Reacher's Hulking Alan Ritchson Is Exactly The Mental Health Advocate We Need Right Now

I'll never forget the day a doctor told me that I had bipolar disorder. Although I was smart and well-versed enough to know, cognitively, that Alex Forrest in "Fatal Attraction" was a problematic example of how a person living with bipolar disorder behaves, I couldn't shake the immediate fear in my soul that this diagnosis meant that I was going to be just like her. Still sexy as hell, obviously, but also the type of person who would stalk a one-night stand, kill their family pet, and pour acid on their car. Fortunately, in the years since my diagnosis, a slew of celebrities have been open about their own diagnoses. Carrie Fisher's memoir "Wishful Drinking" is arguably the highest-profile example, but Mariah Carey, David Harbour, Selena Gomez, Demi Lovato, Linda Hamilton, Jean-Claude Van Damme, and legendary Beach Boys founder Brian Wilson have all spoken candidly about how bipolar disorder impacts their lives.

The Hollywood Reporter recently published a profile about actor Alan Ritchson, and I expected to read about his family, his military brat upbringing, his workout regime, and his thoughts on his explosive popularity following the success of "Reacher." I adored his work on "Blue Mountain State," he was a perfect Gloss in "The Hunger Games: Catching Fire," and I'll be brave enough to admit his Raphael in the Michael Bay-produced "Teenage Mutant Ninja Turtles" movies is one of the redeeming factors. But to be completely transparent, I hadn't done much work digging into the life of Ritchson. I knew I liked him after he was spotted wearing a T-shirt that said "Arrest The Cops Who Killed Breonna Taylor" and the inner Midwest Dad in me is hopelessly addicted to "Reacher," but I've been conditioned to think that all these blond Hollywood hunks are the same.

I've never been more thrilled to be corrected and immediately humbled because Alan Ritchson is exactly the mental health advocate we need right now.

Brains, brawn, and vulnerability

Shortly into the profile, Ritchson tells the interviewer that "mental health is an everyday conversation for me," something that anyone living with mental illness can relate to on a cellular level. But he immediately follows by saying he texts his psychiatrist each day to check in, and on the day of the interview texted her, "I'm great!" Her response was, "Are you really? Too great?" If you're someone with bipolar disorder, this is instantly relatable. Most people have a general understanding of bipolar disorder — the periods of severe depression juxtaposed with periods of overwhelming mania.
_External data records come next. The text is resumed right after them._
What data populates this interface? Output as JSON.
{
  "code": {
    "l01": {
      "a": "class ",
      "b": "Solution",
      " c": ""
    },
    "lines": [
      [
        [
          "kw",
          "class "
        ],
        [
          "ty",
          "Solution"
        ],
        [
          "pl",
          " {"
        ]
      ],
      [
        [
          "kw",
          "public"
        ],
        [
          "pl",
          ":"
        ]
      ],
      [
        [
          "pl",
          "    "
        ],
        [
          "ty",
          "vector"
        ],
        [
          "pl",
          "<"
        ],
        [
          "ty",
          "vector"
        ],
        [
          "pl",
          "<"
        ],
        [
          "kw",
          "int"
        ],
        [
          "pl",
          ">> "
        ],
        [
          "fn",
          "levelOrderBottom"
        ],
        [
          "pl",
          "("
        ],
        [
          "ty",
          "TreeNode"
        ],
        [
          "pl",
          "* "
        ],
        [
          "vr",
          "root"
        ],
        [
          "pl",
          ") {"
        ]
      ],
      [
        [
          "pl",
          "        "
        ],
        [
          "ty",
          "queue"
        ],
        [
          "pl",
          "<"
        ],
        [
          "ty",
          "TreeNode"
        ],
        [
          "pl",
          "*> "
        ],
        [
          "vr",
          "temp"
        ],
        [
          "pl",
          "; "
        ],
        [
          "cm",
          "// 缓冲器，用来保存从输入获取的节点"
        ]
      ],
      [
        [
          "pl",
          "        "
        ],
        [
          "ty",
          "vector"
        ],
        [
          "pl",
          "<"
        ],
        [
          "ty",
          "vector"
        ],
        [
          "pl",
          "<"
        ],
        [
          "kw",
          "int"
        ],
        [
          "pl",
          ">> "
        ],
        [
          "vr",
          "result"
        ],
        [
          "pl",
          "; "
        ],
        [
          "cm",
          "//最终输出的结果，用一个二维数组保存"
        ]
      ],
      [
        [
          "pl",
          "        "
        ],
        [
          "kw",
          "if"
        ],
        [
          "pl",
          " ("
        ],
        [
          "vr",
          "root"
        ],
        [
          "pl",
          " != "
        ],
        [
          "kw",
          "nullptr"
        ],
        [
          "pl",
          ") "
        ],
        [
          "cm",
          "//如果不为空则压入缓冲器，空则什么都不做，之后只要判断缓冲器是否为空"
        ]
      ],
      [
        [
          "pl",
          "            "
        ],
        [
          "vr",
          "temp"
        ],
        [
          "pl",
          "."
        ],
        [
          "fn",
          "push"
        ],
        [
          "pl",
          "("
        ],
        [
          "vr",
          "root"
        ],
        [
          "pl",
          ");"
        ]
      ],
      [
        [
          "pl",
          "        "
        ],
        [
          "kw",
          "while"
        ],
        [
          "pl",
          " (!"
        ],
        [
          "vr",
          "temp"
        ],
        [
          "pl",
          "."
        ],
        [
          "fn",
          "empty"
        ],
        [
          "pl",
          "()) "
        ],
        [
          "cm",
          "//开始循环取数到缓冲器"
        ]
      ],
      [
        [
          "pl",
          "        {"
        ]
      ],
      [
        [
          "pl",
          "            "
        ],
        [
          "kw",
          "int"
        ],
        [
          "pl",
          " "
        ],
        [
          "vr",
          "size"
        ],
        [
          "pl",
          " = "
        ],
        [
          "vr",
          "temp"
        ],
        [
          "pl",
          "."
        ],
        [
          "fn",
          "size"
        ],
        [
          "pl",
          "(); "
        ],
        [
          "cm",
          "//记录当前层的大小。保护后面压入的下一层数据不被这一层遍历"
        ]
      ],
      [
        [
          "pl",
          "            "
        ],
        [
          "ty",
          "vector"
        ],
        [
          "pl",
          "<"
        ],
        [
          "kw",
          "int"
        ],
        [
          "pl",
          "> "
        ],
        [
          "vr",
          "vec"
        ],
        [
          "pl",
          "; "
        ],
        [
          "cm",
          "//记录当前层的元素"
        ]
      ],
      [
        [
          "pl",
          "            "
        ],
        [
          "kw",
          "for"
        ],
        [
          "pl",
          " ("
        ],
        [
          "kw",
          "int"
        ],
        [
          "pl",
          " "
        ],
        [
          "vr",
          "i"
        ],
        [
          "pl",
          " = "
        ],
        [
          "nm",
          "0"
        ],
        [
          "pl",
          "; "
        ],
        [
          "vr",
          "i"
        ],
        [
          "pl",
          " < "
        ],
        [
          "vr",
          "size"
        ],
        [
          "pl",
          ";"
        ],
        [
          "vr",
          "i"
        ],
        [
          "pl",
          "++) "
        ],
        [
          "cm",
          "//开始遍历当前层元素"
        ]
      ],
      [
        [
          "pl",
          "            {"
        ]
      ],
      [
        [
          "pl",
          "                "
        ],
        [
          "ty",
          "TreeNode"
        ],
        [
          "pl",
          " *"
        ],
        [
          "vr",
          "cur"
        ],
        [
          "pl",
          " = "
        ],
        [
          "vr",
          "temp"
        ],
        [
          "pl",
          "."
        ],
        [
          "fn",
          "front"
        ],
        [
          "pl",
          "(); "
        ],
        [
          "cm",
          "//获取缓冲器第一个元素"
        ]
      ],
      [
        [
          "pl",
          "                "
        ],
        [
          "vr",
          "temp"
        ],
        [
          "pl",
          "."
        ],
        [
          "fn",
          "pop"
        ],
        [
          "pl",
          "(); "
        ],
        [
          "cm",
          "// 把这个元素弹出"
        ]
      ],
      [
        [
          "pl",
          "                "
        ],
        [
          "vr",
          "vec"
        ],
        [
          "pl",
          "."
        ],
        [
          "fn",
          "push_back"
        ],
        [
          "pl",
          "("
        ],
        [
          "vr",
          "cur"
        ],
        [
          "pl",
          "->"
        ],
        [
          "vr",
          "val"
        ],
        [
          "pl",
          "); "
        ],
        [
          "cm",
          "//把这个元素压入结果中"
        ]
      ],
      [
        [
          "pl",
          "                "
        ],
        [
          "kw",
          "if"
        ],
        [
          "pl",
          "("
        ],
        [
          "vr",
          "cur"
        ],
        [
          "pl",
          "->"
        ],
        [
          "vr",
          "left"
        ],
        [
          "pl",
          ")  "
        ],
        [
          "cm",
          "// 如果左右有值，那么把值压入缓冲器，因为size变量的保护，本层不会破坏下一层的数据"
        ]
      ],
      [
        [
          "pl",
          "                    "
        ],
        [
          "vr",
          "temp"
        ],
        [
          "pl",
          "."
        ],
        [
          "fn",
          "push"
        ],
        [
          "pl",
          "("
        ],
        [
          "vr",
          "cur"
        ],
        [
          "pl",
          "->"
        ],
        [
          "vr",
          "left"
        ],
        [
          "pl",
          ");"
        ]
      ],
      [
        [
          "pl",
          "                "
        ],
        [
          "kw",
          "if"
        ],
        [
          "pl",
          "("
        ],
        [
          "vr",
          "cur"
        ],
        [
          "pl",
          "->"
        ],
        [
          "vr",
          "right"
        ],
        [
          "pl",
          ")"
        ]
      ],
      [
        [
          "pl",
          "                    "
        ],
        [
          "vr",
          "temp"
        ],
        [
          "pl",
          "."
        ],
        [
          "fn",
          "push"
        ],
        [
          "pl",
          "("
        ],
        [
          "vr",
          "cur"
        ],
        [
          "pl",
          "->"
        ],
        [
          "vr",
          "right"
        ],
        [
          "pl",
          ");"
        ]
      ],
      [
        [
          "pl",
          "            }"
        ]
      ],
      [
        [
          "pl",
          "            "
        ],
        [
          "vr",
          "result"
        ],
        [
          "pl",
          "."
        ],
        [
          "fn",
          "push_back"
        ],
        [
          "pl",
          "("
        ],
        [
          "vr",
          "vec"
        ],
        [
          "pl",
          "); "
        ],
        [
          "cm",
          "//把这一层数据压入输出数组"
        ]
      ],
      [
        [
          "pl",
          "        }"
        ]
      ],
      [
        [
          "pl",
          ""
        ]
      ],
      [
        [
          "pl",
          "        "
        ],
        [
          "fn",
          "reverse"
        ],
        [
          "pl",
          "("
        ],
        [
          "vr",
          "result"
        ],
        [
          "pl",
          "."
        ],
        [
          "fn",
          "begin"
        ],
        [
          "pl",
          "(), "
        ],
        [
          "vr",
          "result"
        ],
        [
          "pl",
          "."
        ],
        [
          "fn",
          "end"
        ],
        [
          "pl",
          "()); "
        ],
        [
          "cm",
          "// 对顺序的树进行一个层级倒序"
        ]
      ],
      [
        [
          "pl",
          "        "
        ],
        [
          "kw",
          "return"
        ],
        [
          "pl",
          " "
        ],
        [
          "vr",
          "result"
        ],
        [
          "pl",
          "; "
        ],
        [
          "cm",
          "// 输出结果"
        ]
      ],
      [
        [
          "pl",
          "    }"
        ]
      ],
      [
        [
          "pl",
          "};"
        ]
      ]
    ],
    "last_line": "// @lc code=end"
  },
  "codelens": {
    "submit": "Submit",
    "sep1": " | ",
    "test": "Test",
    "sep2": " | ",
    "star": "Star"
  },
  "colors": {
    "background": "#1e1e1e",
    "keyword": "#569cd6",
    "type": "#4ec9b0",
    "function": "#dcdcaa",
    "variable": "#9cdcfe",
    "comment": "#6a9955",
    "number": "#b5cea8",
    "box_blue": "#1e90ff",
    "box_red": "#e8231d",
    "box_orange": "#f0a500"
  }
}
At my most manic, I certainly feel "good," but it's the type of "good" that makes me feel invincible when in reality I am on the verge of crashing at any second.

The world is accustomed to people who look like me (fat white girl with colored hair aNd PrOnOuNs) talking about mental illness, which makes it a hell of a lot easier for people to ignore whatever I have to say. But when it comes from Alan Ritchson? The guy who plays Jack Reacher? The guy who played a scene where he was stabbed in the forearm and kept punching a dude as if nothing happened? When that guy talks about mental health, people listen, possibly for the first time.

But his diagnosable conditions like bipolar disorder and ADHD (attention-deficit/hyperactivity disorder) aren't the only areas Ritchson is willing to get forthright about. Throughout the interview, he speaks about his past self-destructive habits, his body image insecurities, surviving sexual abuse in the workplace during his time as a model, and his history of suicidal ideation. The rate of male suicide is nearly 4x that of women, and a large part of it is because men aren't given the space or grace to talk about their emotions. Seeing someone like Alan Ritchson — who looks like a drawing of an "alpha male" come to life — talk about these issues could be sincerely life-saving.

A permanent reminder

Ritchson recently added a new tattoo to his forearm, an interpretation of the Greek tragedy and comedy masks, designed and executed by internationally renowned tattoo artist, Pavlo Pozhydaiev, aka Pasha Ink. It's not uncommon for creative types to adorn their bodies with these symbols, but for Ritchson, it represents something so much deeper than acting. As he told the Hollywood Reporter:

"This right here is as close as I'll get to a personal identity. It has a dual meaning for me in the extremes — the happy, the sad, the ups and the downs — as somebody who lives with bipolar and ADHD on a daily basis. Being bipolar has wreaked havoc on my life many, many times. I would wish it away if I could, but it's so much a part of who I am now that I should celebrate it a little or, at least, accept it."

There are those who believe talking about your emotions, your mental health, or your past traumas somehow makes you "weak." And given the stranglehold the patriarchy has on much of the world, there's a hell of a lot of men also suffering from under the rigid societal rules who aren't getting help or talking about their problems out of fear that doing so will change how they are viewed. Well, Jack Reacher is one of the baddest motherf***ers to ever walk the planet, and if the ripped-to-shreds, gargantuan actor who plays him is willing to be honest about the intimate details of his life without anyone denying his strength and power, there's no reason the rest of the world can't try honesty as well.